Thanks for addressing my curiosity on your blogpost. I have been little bit aware of the variety of work you have done and continue to do. Honestly, the change that you mentioned is a welcome change. I am really glad that you made that change in your life. The righteous are always known as brash and arrogant.

Though it may sound negative and cynical but I have noticed over the years that in our society there is always a tendency to expect freebies. Not just in terms of money but we hardly ever value actions in terms of respect, love and admiration. I have seen my parents face similar kind of scenarios all through our lives. I don’t want to elaborate this here on your blog because it may really make my comment cynical.

Thanks once again Suvroda.

Regards

Tanmoy

Rashmi Datta said...

Dear Sir,
You have indeed been exploited for a very long time.I am glad that you have decided to stop 'helping' the ingrates.
While going through this post,I was reminded of the conversation almost two years ago,on gmail.I had so many things to ask you,I was in desperate need of advice and help,and how you kindly used to say that you always had time for important questions.
Thank you for everything, Sir.
As for your contemporaries calling you arrogant and rude,it is because they subconsciously know that they cannot even dream of the depths of your knowledge and they can't stand the bitter truth.
Warm regards
Rashmi

Suvro Chatterjee said...

You know, Rashmi, I was expecting some more thank you-s of the sort you have sent here.
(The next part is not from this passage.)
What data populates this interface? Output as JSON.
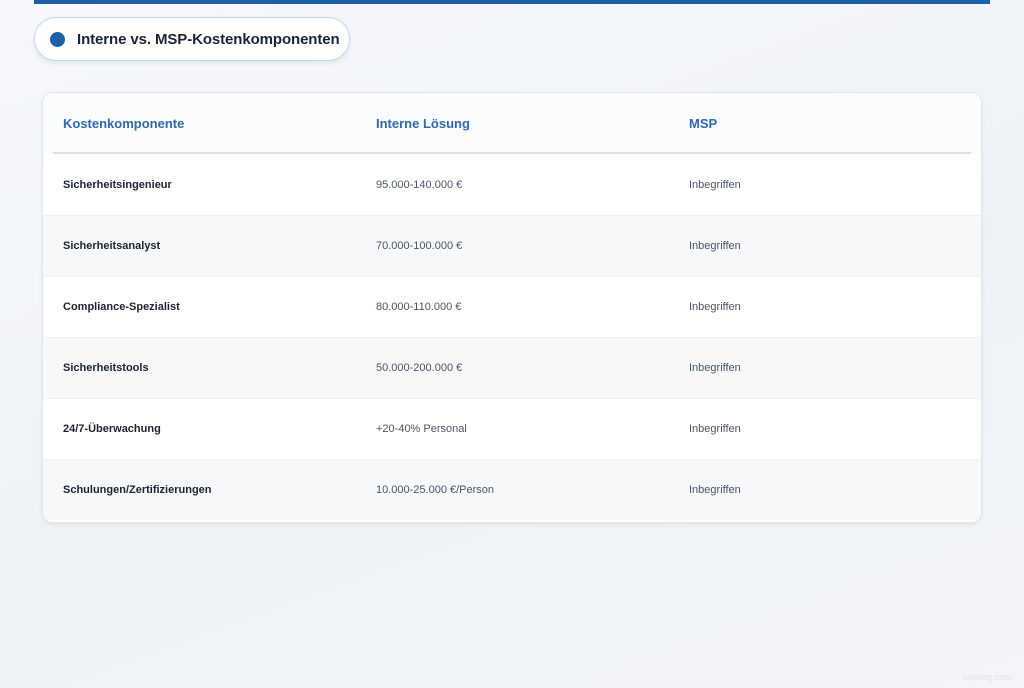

I have done no more for you than what I have done to literally thousands of others. The bitterness comes from the fact that far from summoning up the enthusiasm to write a thank you, most of them were not affected at all (though at the time of their need they used to gush over me!), and since then they have quite forgotten that they owe me a debt of gratitude. At this age, nothing makes a person more respect-worthy in my eyes than this capacity for gratitude... maybe only because I have found so little of it in my own life!

Dipayan G said...

Dear Sir,
I'm sure there are some students of yours who respected you and valued whatever you taught, whatever you shared, whatever you advised, and, they will continue to remember your contribution in shaping their lives as long as possible, perhaps longer. And they'll always be grateful. And here is a humble 'thank you' from my side as well. I know hardly anyone who is as versatile and hard-working and inspiring and as little pretentious as you were in your youth and still continue to be. Like Rashmi Datta, I too am glad at your decision to stop "helping the ingrates".

I still remember the day when I went to visit you some months after the ICSE results and asked you about whether some of my batchmates were keeping in touch with you and you said a 'no'. It shocked me because they actually had good relations with you all throughout the classes. Surprise surprise! I can never imagine how much all these things hurt you.

Anyway, some of your "odd jobs" were pretty interesting. And inspiring. For a generation that squeaks "life's tough!" at the drop of a hat, they could do a little good to themselves by taking a leaf out of your book. I remember Severus Snape once blurt out "Life isn't fair!"

Regards.